Among the records below, which lines contain the string "System"? Report them.

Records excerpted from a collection
=== Begin Enclosure ===

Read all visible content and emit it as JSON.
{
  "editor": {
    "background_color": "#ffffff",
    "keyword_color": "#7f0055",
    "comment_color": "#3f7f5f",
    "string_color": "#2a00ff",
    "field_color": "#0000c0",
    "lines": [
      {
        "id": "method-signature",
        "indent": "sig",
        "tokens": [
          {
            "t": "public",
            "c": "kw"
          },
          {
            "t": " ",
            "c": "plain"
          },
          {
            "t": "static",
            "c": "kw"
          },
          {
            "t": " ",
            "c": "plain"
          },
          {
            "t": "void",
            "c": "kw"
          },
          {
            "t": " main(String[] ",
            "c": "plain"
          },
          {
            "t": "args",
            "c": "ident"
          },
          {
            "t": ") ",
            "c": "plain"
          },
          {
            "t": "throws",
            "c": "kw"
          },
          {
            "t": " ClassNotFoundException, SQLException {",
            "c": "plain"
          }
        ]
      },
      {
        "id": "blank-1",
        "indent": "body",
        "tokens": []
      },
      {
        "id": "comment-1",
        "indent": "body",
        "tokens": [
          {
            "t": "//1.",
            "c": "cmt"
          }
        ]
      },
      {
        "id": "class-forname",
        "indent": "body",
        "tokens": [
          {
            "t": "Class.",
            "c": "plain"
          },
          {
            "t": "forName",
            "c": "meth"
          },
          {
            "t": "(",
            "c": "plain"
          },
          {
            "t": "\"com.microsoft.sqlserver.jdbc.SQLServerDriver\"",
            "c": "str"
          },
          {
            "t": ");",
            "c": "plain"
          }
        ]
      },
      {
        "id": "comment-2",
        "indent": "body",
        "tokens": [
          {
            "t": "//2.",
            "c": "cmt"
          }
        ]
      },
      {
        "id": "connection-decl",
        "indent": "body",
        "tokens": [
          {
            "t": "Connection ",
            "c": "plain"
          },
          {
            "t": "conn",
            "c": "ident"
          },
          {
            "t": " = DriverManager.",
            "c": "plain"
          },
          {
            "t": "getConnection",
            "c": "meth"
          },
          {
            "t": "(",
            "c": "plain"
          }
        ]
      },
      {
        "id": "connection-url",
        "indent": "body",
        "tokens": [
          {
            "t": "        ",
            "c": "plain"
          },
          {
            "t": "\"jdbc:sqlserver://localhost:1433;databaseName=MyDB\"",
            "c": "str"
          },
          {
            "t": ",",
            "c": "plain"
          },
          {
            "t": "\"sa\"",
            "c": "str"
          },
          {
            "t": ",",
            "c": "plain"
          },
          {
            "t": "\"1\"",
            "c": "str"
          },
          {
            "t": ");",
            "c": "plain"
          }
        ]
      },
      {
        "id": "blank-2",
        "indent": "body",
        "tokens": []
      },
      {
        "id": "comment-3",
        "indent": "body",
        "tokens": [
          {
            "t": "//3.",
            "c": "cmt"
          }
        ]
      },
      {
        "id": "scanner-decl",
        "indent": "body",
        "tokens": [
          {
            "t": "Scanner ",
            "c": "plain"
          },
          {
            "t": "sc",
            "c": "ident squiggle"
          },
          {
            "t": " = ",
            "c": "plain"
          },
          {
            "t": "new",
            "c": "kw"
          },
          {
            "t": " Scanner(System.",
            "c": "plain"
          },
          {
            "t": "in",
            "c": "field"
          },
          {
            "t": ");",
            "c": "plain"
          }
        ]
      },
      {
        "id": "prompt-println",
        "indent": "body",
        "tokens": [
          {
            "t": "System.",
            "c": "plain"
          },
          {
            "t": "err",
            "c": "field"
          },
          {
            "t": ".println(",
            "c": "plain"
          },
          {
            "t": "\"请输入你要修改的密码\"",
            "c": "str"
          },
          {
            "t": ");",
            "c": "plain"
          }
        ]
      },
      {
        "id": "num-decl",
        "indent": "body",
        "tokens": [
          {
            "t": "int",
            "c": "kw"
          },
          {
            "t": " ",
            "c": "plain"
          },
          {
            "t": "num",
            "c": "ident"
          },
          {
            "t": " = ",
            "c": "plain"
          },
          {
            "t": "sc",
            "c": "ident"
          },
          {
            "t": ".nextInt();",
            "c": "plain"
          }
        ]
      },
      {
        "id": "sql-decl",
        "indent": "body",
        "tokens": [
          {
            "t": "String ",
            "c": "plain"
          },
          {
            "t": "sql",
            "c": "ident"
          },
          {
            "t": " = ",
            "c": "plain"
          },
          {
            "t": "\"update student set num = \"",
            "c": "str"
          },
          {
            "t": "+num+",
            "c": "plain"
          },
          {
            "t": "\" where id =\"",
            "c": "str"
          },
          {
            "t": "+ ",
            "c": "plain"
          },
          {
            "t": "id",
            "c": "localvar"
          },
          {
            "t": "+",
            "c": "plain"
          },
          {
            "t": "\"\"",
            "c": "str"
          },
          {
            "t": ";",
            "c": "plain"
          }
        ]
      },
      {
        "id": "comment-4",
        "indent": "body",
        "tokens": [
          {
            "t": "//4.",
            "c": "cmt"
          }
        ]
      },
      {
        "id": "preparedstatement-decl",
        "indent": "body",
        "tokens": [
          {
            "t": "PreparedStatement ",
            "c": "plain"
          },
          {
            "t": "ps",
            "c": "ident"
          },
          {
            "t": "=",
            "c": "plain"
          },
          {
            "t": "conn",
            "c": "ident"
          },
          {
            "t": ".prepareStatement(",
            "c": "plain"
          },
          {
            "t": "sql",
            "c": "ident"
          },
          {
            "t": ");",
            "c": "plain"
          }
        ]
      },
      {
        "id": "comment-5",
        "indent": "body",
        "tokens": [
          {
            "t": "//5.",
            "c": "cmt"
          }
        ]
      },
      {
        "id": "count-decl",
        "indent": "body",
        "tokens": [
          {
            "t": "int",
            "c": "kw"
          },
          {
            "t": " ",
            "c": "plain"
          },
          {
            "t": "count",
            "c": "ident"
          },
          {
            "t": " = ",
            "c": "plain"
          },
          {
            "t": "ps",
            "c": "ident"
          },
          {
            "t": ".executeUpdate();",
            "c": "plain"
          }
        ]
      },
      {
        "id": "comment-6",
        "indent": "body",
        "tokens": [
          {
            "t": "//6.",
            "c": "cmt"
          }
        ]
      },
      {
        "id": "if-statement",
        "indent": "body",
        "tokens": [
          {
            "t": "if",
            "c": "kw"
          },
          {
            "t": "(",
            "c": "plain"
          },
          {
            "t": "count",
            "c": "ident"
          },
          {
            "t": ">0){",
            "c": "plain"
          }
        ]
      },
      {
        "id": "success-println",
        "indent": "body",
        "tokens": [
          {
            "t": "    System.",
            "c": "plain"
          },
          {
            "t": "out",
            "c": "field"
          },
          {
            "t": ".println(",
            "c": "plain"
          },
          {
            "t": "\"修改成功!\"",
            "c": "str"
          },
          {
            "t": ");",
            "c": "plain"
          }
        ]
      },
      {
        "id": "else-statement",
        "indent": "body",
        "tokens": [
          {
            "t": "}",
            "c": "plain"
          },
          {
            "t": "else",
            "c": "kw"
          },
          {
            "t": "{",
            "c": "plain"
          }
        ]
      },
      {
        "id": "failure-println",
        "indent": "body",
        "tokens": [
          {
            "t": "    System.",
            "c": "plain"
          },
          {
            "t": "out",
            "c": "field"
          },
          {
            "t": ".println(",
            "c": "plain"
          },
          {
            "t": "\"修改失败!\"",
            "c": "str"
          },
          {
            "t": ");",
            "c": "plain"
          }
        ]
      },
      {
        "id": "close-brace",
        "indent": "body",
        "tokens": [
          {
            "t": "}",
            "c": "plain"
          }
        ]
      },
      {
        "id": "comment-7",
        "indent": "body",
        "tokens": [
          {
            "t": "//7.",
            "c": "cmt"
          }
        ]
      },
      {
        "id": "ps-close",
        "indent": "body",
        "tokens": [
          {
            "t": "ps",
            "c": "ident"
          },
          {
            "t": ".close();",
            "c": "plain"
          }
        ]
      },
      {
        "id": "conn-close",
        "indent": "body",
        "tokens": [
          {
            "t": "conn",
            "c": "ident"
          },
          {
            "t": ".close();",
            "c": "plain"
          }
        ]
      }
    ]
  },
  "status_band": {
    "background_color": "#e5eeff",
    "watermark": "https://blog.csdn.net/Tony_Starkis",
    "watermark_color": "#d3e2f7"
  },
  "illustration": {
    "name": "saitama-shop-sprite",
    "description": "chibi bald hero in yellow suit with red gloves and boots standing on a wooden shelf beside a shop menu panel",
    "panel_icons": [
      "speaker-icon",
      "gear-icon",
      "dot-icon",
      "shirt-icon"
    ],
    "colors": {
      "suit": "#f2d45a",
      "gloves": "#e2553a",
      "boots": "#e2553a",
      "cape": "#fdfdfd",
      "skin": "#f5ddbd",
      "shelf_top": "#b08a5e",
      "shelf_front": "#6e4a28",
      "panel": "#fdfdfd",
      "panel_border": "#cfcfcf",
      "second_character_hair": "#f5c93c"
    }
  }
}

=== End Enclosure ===

Completed task
            "t": " Scanner(System.",
            "t": "System.",
            "t": "    System.",
            "t": "    System.",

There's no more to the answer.